--- The input ---
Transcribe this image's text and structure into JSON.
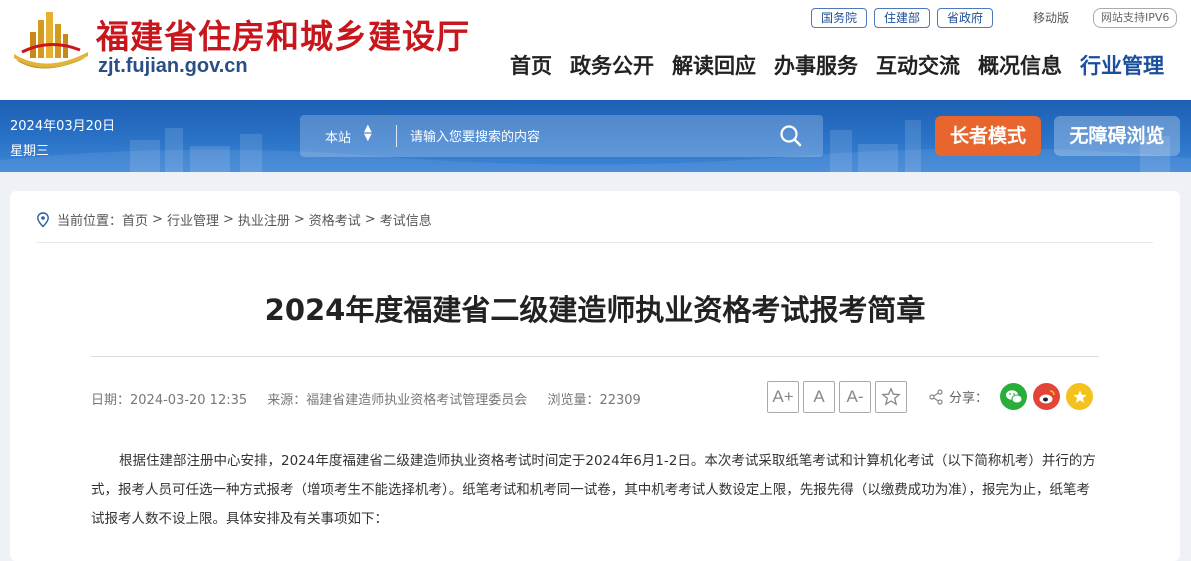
{
  "header": {
    "site_name": "福建省住房和城乡建设厅",
    "site_domain": "zjt.fujian.gov.cn",
    "top_links": [
      "国务院",
      "住建部",
      "省政府"
    ],
    "mobile_label": "移动版",
    "ipv6_label": "网站支持IPV6",
    "nav": [
      "首页",
      "政务公开",
      "解读回应",
      "办事服务",
      "互动交流",
      "概况信息",
      "行业管理"
    ],
    "active_nav": "行业管理"
  },
  "banner": {
    "date": "2024年03月20日",
    "weekday": "星期三",
    "search_scope": "本站",
    "search_placeholder": "请输入您要搜索的内容",
    "elder_mode_label": "长者模式",
    "accessibility_label": "无障碍浏览"
  },
  "breadcrumb": {
    "prefix": "当前位置：",
    "items": [
      "首页",
      "行业管理",
      "执业注册",
      "资格考试",
      "考试信息"
    ]
  },
  "article": {
    "title": "2024年度福建省二级建造师执业资格考试报考简章",
    "date_label": "日期：2024-03-20 12:35",
    "source_label": "来源：福建省建造师执业资格考试管理委员会",
    "views_label": "浏览量：22309",
    "font_buttons": [
      "A+",
      "A",
      "A-"
    ],
    "share_label": "分享：",
    "paragraph": "根据住建部注册中心安排，2024年度福建省二级建造师执业资格考试时间定于2024年6月1-2日。本次考试采取纸笔考试和计算机化考试（以下简称机考）并行的方式，报考人员可任选一种方式报考（增项考生不能选择机考）。纸笔考试和机考同一试卷，其中机考考试人数设定上限，先报先得（以缴费成功为准），报完为止，纸笔考试报考人数不设上限。具体安排及有关事项如下："
  },
  "colors": {
    "brand_red": "#c8161d",
    "nav_active": "#1b4f9c",
    "banner_blue": "#2a73c8",
    "elder_orange": "#e8662d",
    "wechat_green": "#2aae3a",
    "weibo_red": "#e2443a",
    "fav_yellow": "#f4c21c"
  },
  "icons": [
    "logo-emblem",
    "search-icon",
    "location-pin-icon",
    "star-icon",
    "share-icon",
    "wechat-icon",
    "weibo-icon",
    "favorite-icon"
  ]
}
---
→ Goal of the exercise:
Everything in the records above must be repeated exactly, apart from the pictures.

→ Expected answer:
Transcribe this image's text and structure into JSON.
{
  "header": {
    "site_name": "福建省住房和城乡建设厅",
    "site_domain": "zjt.fujian.gov.cn",
    "top_links": [
      "国务院",
      "住建部",
      "省政府"
    ],
    "mobile_label": "移动版",
    "ipv6_label": "网站支持IPV6",
    "nav": [
      "首页",
      "政务公开",
      "解读回应",
      "办事服务",
      "互动交流",
      "概况信息",
      "行业管理"
    ],
    "active_nav": "行业管理"
  },
  "banner": {
    "date": "2024年03月20日",
    "weekday": "星期三",
    "search_scope": "本站",
    "search_placeholder": "请输入您要搜索的内容",
    "elder_mode_label": "长者模式",
    "accessibility_label": "无障碍浏览"
  },
  "breadcrumb": {
    "prefix": "当前位置：",
    "items": [
      "首页",
      "行业管理",
      "执业注册",
      "资格考试",
      "考试信息"
    ]
  },
  "article": {
    "title": "2024年度福建省二级建造师执业资格考试报考简章",
    "date_label": "日期：2024-03-20 12:35",
    "source_label": "来源：福建省建造师执业资格考试管理委员会",
    "views_label": "浏览量：22309",
    "font_buttons": [
      "A+",
      "A",
      "A-"
    ],
    "share_label": "分享：",
    "paragraph": "根据住建部注册中心安排，2024年度福建省二级建造师执业资格考试时间定于2024年6月1-2日。本次考试采取纸笔考试和计算机化考试（以下简称机考）并行的方式，报考人员可任选一种方式报考（增项考生不能选择机考）。纸笔考试和机考同一试卷，其中机考考试人数设定上限，先报先得（以缴费成功为准），报完为止，纸笔考试报考人数不设上限。具体安排及有关事项如下："
  },
  "colors": {
    "brand_red": "#c8161d",
    "nav_active": "#1b4f9c",
    "banner_blue": "#2a73c8",
    "elder_orange": "#e8662d",
    "wechat_green": "#2aae3a",
    "weibo_red": "#e2443a",
    "fav_yellow": "#f4c21c"
  },
  "icons": [
    "logo-emblem",
    "search-icon",
    "location-pin-icon",
    "star-icon",
    "share-icon",
    "wechat-icon",
    "weibo-icon",
    "favorite-icon"
  ]
}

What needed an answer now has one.